Dataset rows for apps and sites
+---+
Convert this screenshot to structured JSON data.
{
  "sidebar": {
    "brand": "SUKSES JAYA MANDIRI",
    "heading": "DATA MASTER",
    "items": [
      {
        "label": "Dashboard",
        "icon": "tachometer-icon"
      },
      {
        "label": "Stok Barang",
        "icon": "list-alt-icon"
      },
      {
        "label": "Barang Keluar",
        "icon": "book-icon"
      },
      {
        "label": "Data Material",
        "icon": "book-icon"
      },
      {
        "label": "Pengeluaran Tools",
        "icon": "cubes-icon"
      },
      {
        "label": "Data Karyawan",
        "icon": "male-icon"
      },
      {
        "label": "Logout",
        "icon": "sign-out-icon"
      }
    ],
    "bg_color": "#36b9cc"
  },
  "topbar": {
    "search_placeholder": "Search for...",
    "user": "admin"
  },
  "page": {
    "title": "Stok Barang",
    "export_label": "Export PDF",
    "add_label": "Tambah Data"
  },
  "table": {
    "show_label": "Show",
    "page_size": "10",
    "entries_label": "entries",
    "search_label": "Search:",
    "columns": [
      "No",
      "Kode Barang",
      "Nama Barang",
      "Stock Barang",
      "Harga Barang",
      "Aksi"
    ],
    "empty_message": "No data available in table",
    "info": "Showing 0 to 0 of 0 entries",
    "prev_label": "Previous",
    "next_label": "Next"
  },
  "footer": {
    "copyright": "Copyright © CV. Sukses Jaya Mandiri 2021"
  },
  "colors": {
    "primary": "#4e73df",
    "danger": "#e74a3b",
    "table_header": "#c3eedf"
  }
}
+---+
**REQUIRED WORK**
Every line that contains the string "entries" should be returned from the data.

**EXERCISE OUTPUT**
    "entries_label": "entries",
    "info": "Showing 0 to 0 of 0 entries",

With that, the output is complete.